International Aid Services (IAS) said its team was attacked by an armed group of people near Galkayo in Puntland at about 5:30 p.m. (1430 GMT) on Wednesday in an incident which also left a local staff member shot and critically injured.
"The team was travelling in two vehicles including an escort car with three armed Puntland Police Officers who were overpowered by the attackers," IAS Executive Director Leif Zetterlund said.
"One local staff was shot and critically injured and three Kenyan expatriates were kidnapped and taken to an unknown destination," Zetterlund said in a statement received here Thursday.
Several U.N. and aid agencies have offices in Galakyo township, which enjoys relative peace compared to other regions in the south of the Horn of African nation, which is mostly controlled by Islamists.
The abductions come after several kidnappings of foreigners in recent weeks in northern Kenya, which is close to the border with largely lawless Somalia and which has been blamed on Al-Shabaab.
It is the sixth kidnapping of foreigners by Somali insurgents in the past seven months, following kidnappings of British and French tourists, Spanish women working for MSF and Norwegian Refugee Council staff.
The development came as Kenyan troops pursue militants in southern Somalia to drive out Al-Shabaab agents Nairobi says are behind the recent killings, kidnappings and terror activities on its territory.
The aid agency said it was in touch with local authorities in Galkayo which were helping it to secure the release of the abducted staff.

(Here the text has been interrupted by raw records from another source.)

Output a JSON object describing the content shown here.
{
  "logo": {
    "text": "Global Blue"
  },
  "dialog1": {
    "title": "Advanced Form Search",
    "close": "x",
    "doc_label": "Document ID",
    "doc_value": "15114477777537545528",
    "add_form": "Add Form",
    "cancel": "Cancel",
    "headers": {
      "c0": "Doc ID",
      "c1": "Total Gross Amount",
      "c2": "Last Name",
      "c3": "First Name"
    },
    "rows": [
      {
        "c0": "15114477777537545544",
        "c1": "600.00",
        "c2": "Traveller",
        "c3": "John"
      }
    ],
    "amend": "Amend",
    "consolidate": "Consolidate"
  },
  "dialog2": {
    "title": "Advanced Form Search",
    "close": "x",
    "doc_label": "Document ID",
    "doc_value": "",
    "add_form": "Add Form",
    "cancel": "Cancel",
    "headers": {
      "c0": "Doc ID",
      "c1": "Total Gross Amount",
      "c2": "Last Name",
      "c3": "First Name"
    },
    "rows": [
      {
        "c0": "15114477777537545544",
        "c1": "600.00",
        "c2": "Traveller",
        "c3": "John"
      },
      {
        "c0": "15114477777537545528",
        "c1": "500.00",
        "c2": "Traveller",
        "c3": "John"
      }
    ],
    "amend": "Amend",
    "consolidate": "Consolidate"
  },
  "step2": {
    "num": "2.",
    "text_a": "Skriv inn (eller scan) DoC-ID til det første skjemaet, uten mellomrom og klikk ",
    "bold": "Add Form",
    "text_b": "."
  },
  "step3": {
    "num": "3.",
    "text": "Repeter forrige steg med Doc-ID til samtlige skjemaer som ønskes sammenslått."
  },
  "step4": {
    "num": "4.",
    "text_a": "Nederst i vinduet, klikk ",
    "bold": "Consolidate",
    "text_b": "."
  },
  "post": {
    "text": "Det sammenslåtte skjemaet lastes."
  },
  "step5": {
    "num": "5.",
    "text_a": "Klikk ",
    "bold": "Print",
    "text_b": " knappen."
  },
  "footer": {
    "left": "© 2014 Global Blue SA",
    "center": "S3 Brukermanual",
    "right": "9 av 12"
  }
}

"In the meantime, our hearts and thoughts and prayers are with our staff and their families. We trust that this matter will be resolved as soon as possible," Zetterlund said.
The Horn of Africa, which has had no effective central government for more than two decades, is one of the world's most risky regions for aid workers.
Kenya blamed Al-Shabaab for a string of attacks and kidnappings in Kenya, including those of four Europeans. The Kenyan government said the kidnappings threatened tourism, a key source of revenue for the country.
However, the Al-Qaeda allied insurgents have denied responsibility and have demanded the Kenyans withdraw from their territory or face fresh terror attacks.